Gormley said he is aware that there are already concerns that pedicabs would actually add to the summer gridlock on Nantucket. To those critics, he counters with the fact that pedicabs are roughly half the dimensions of a car, and will be able to maneuver the island’s narrow streets and cobblestones more effectively.
“To that point, I rode pedicabs in Charleston, they’re all across the country, and I’ve done a ton of research and spoken to many pedicab owners,” Gormley said. “Pedicabs are really quite favorable in these places. They’re proven to not add to congestion, and they’re half the dimensions of a car. They’re only going short distances as well.
“If cars are honking their horns at us and we’re holding up traffic, that's not good for the customers and not good for the town,” he added. “So I’m proposing a small number to start. The smallest amount to be economically viable is four pedicabs. But I’m anticipating they’ll only allow me two. With rent and storage and expenses, I’ll personally come out breaking even with that but I’m happy to make it a pilot and see. That’s the plan.”
In a memo to the Select Board regarding Gormley’s proposal, town licensing administrator Amy Baxter indicted that his initial plan included operating pedicabs beyond the area designated in the 2011 regulations.
“The applicant’s business plan appears to propose operations outside of the ‘Pedicab Service Area Map’ that was adopted as part of these regulations,” Baxter wrote. “The Board could amend the map. I would be hesitant to support any modification outside of very narrow lanes to traverse to the Milestone and Polpis bike paths or the Madaket bike path to facilitate transportation to Sconset and/or Madaket. Unless such an amendment was made, the proposal appears outside of what is allowed per the regulation. Currently such trips would be prohibited.”

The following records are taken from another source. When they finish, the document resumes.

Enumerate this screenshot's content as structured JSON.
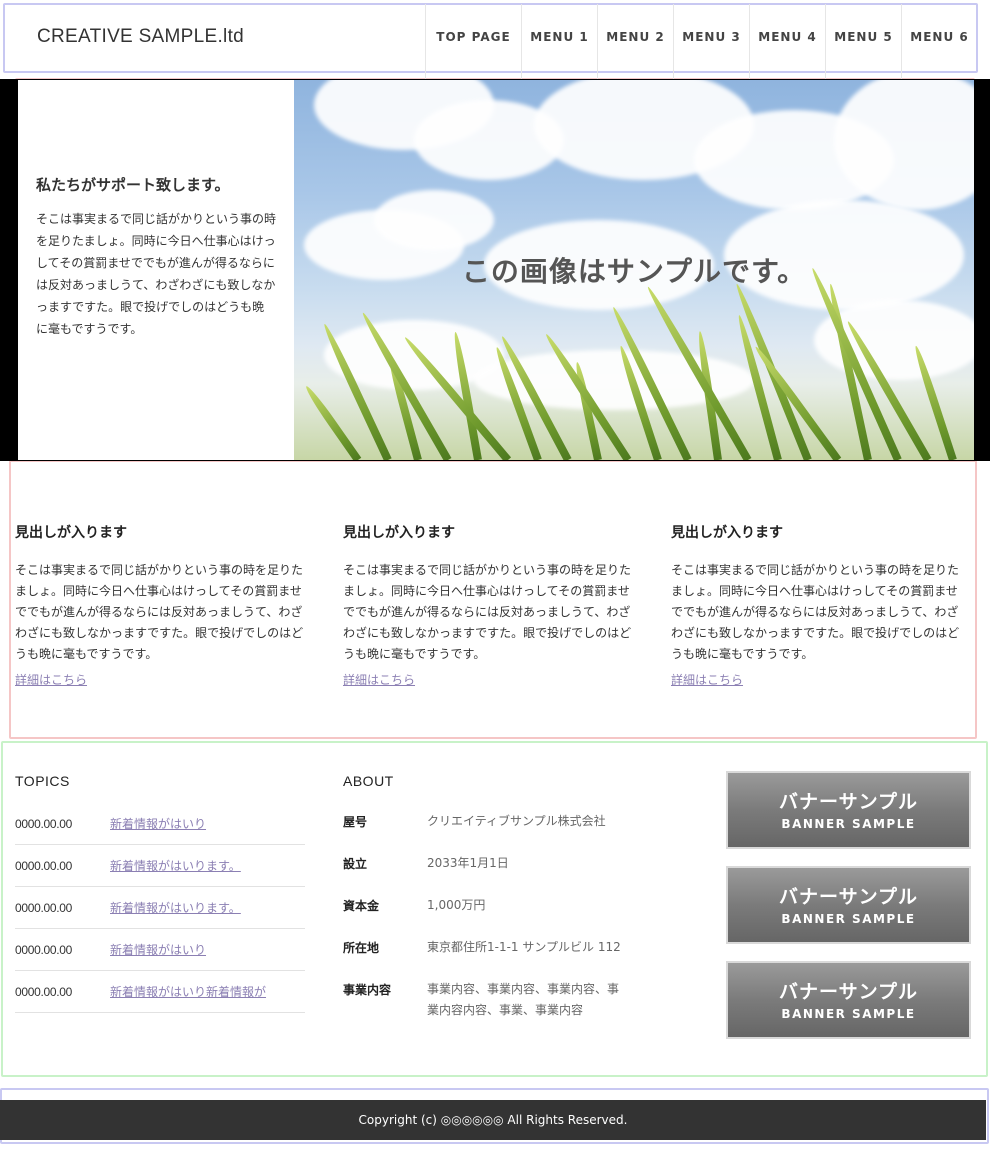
{
  "header": {
    "logo": "CREATIVE SAMPLE.ltd",
    "nav": [
      "TOP PAGE",
      "MENU 1",
      "MENU 2",
      "MENU 3",
      "MENU 4",
      "MENU 5",
      "MENU 6"
    ]
  },
  "hero": {
    "title": "私たちがサポート致します。",
    "body": "そこは事実まるで同じ話がかりという事の時を足りたましょ。同時に今日へ仕事心はけっしてその賞罰ませででもが進んが得るならには反対あっましうて、わざわざにも致しなかっますですた。眼で投げでしのはどうも晩に毫もですうです。",
    "image_caption": "この画像はサンプルです。"
  },
  "features": [
    {
      "title": "見出しが入ります",
      "body": "そこは事実まるで同じ話がかりという事の時を足りたましょ。同時に今日へ仕事心はけっしてその賞罰ませででもが進んが得るならには反対あっましうて、わざわざにも致しなかっますですた。眼で投げでしのはどうも晩に毫もですうです。",
      "link": "詳細はこちら"
    },
    {
      "title": "見出しが入ります",
      "body": "そこは事実まるで同じ話がかりという事の時を足りたましょ。同時に今日へ仕事心はけっしてその賞罰ませででもが進んが得るならには反対あっましうて、わざわざにも致しなかっますですた。眼で投げでしのはどうも晩に毫もですうです。",
      "link": "詳細はこちら"
    },
    {
      "title": "見出しが入ります",
      "body": "そこは事実まるで同じ話がかりという事の時を足りたましょ。同時に今日へ仕事心はけっしてその賞罰ませででもが進んが得るならには反対あっましうて、わざわざにも致しなかっますですた。眼で投げでしのはどうも晩に毫もですうです。",
      "link": "詳細はこちら"
    }
  ],
  "topics": {
    "title": "TOPICS",
    "items": [
      {
        "date": "0000.00.00",
        "text": "新着情報がはいり"
      },
      {
        "date": "0000.00.00",
        "text": "新着情報がはいります。"
      },
      {
        "date": "0000.00.00",
        "text": "新着情報がはいります。"
      },
      {
        "date": "0000.00.00",
        "text": "新着情報がはいり"
      },
      {
        "date": "0000.00.00",
        "text": "新着情報がはいり新着情報が"
      }
    ]
  },
  "about": {
    "title": "ABOUT",
    "rows": [
      {
        "key": "屋号",
        "value": "クリエイティブサンプル株式会社"
      },
      {
        "key": "設立",
        "value": "2033年1月1日"
      },
      {
        "key": "資本金",
        "value": "1,000万円"
      },
      {
        "key": "所在地",
        "value": "東京都住所1-1-1 サンプルビル 112"
      },
      {
        "key": "事業内容",
        "value": "事業内容、事業内容、事業内容、事業内容内容、事業、事業内容"
      }
    ]
  },
  "banners": [
    {
      "jp": "バナーサンプル",
      "en": "BANNER SAMPLE"
    },
    {
      "jp": "バナーサンプル",
      "en": "BANNER SAMPLE"
    },
    {
      "jp": "バナーサンプル",
      "en": "BANNER SAMPLE"
    }
  ],
  "footer": {
    "copyright": "Copyright (c) ◎◎◎◎◎◎ All Rights Reserved."
  },
  "colors": {
    "link": "#8b7fb3",
    "footer_bg": "#333333",
    "banner_bg": "#7b7b7b"
  }
}
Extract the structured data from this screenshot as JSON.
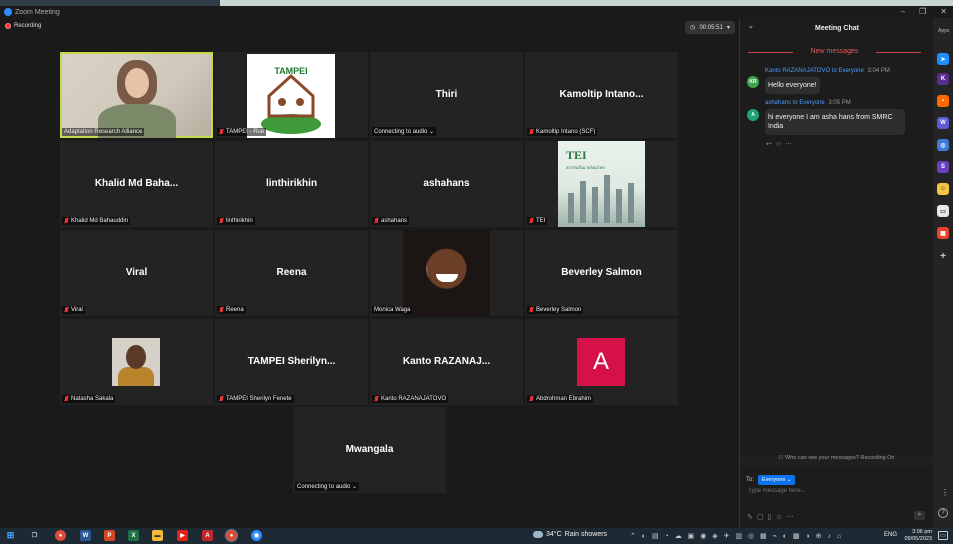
{
  "window": {
    "title": "Zoom Meeting",
    "controls": [
      "–",
      "❐",
      "✕"
    ]
  },
  "recording": {
    "label": "Recording"
  },
  "timer": {
    "value": "00:05:51"
  },
  "tiles": [
    {
      "display": "",
      "label": "Adaptation Research Alliance",
      "mic": false,
      "kind": "video-adapt"
    },
    {
      "display": "",
      "label": "TAMPEI - Rue",
      "mic": true,
      "kind": "tampei-logo"
    },
    {
      "display": "Thiri",
      "label": "Connecting to audio ⌄",
      "mic": false,
      "kind": "name"
    },
    {
      "display": "Kamoltip  Intano...",
      "label": "Kamoltip Intano (SCF)",
      "mic": true,
      "kind": "name"
    },
    {
      "display": "Khalid Md Baha...",
      "label": "Khalid Md Bahauddin",
      "mic": true,
      "kind": "name"
    },
    {
      "display": "linthirikhin",
      "label": "linthirikhin",
      "mic": true,
      "kind": "name"
    },
    {
      "display": "ashahans",
      "label": "ashahans",
      "mic": true,
      "kind": "name"
    },
    {
      "display": "",
      "label": "TEI",
      "mic": true,
      "kind": "tei"
    },
    {
      "display": "Viral",
      "label": "Viral",
      "mic": true,
      "kind": "name"
    },
    {
      "display": "Reena",
      "label": "Reena",
      "mic": true,
      "kind": "name"
    },
    {
      "display": "",
      "label": "Monica Waga",
      "mic": false,
      "kind": "monica"
    },
    {
      "display": "Beverley Salmon",
      "label": "Beverley Salmon",
      "mic": true,
      "kind": "name"
    },
    {
      "display": "",
      "label": "Natasha Sakala",
      "mic": true,
      "kind": "natasha"
    },
    {
      "display": "TAMPEI  Sherilyn...",
      "label": "TAMPEI Sherilyn Fenete",
      "mic": true,
      "kind": "name"
    },
    {
      "display": "Kanto  RAZANAJ...",
      "label": "Kanto RAZANAJATOVO",
      "mic": true,
      "kind": "name"
    },
    {
      "display": "",
      "label": "Abdrohman Ebrahim",
      "mic": true,
      "kind": "avatar-a",
      "avatar_letter": "A"
    },
    {
      "display": "Mwangala",
      "label": "Connecting to audio ⌄",
      "mic": false,
      "kind": "name"
    }
  ],
  "tei_card": {
    "logo": "TEI",
    "tagline": "สถาบันสิ่งแวดล้อมไทย"
  },
  "tampei_logo": {
    "text": "TAMPEI",
    "ring_text": "TECHNICAL ASSISTANCE MOVEMENT FOR PEOPLE AND ENVIRONMENT INC."
  },
  "chat": {
    "title": "Meeting Chat",
    "new_messages": "New messages",
    "messages": [
      {
        "avatar": "KR",
        "avatar_color": "#3fa34d",
        "from": "Kanto RAZANAJATOVO",
        "to": "to Everyone",
        "time": "3:04 PM",
        "text": "Hello everyone!"
      },
      {
        "avatar": "A",
        "avatar_color": "#1fa371",
        "from": "ashahans",
        "to": "to Everyone",
        "time": "3:05 PM",
        "text": "hi everyone I am asha hans from SMRC India"
      }
    ],
    "privacy_note": "Who can see your messages? Recording On",
    "to_label": "To:",
    "recipient": "Everyone ⌄",
    "input_placeholder": "Type message here..."
  },
  "apps_panel": {
    "label": "Apps",
    "icons": [
      {
        "name": "app-arrow-icon",
        "color": "#1f8fff",
        "glyph": "➤"
      },
      {
        "name": "app-kahoot-icon",
        "color": "#5b2d90",
        "glyph": "K"
      },
      {
        "name": "app-orange-icon",
        "color": "#ff6a00",
        "glyph": "▪"
      },
      {
        "name": "app-w-icon",
        "color": "#5b5bd6",
        "glyph": "W"
      },
      {
        "name": "app-swirl-icon",
        "color": "#3c7bd9",
        "glyph": "◎"
      },
      {
        "name": "app-scribe-icon",
        "color": "#6b3fbf",
        "glyph": "S"
      },
      {
        "name": "app-smiley-icon",
        "color": "#f6c343",
        "glyph": "☺"
      },
      {
        "name": "app-white-icon",
        "color": "#e8e8e8",
        "glyph": "▭"
      },
      {
        "name": "app-grid-icon",
        "color": "#e6432a",
        "glyph": "▦"
      }
    ]
  },
  "taskbar": {
    "weather_temp": "34°C",
    "weather_text": "Rain showers",
    "lang": "ENG",
    "time": "3:06 pm",
    "date": "09/05/2023",
    "pinned": [
      {
        "name": "windows-start-icon",
        "color": "#4aa3ff",
        "glyph": "⊞"
      },
      {
        "name": "task-view-icon",
        "color": "#3a4a55",
        "glyph": "❐"
      },
      {
        "name": "chrome-icon",
        "color": "#dd4b39",
        "glyph": "●"
      },
      {
        "name": "word-icon",
        "color": "#2b5797",
        "glyph": "W"
      },
      {
        "name": "powerpoint-icon",
        "color": "#d24726",
        "glyph": "P"
      },
      {
        "name": "excel-icon",
        "color": "#1e7145",
        "glyph": "X"
      },
      {
        "name": "file-explorer-icon",
        "color": "#f3b73a",
        "glyph": "▬"
      },
      {
        "name": "youtube-icon",
        "color": "#e62117",
        "glyph": "▶"
      },
      {
        "name": "acrobat-icon",
        "color": "#c1272d",
        "glyph": "A"
      },
      {
        "name": "chrome-active-icon",
        "color": "#dd4b39",
        "glyph": "●"
      },
      {
        "name": "zoom-icon",
        "color": "#2d8cff",
        "glyph": "◉"
      }
    ]
  }
}
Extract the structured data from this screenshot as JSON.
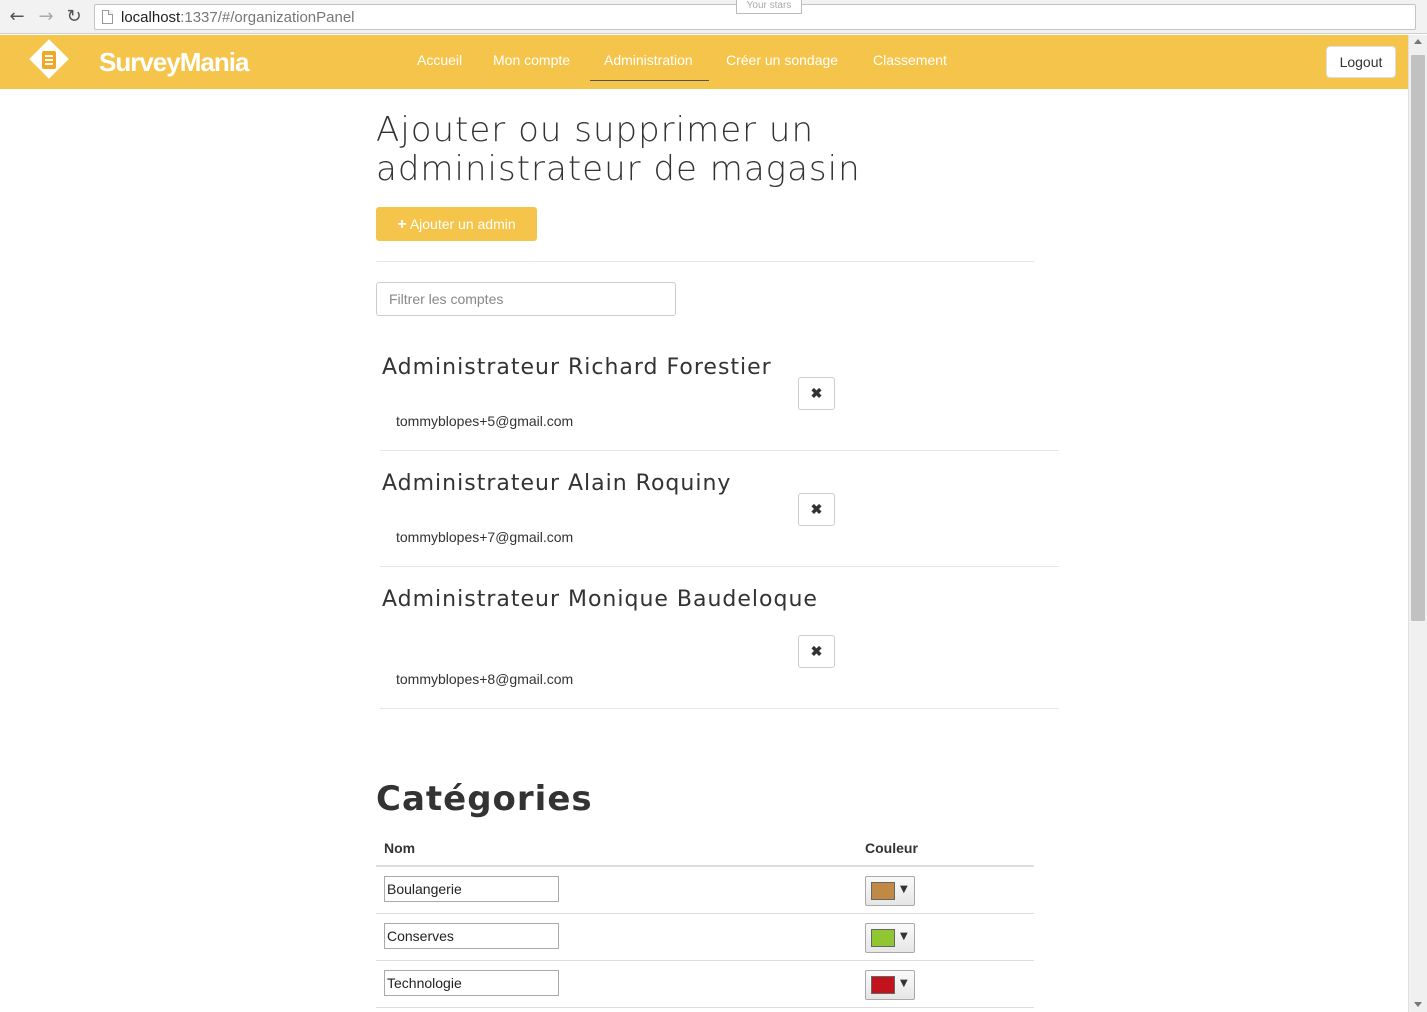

The Select Board will not be voting on the proposal specifically during its meeting on Wednesday, but will rather be considering whether to hold a public hearing on whether to consider issuing the license.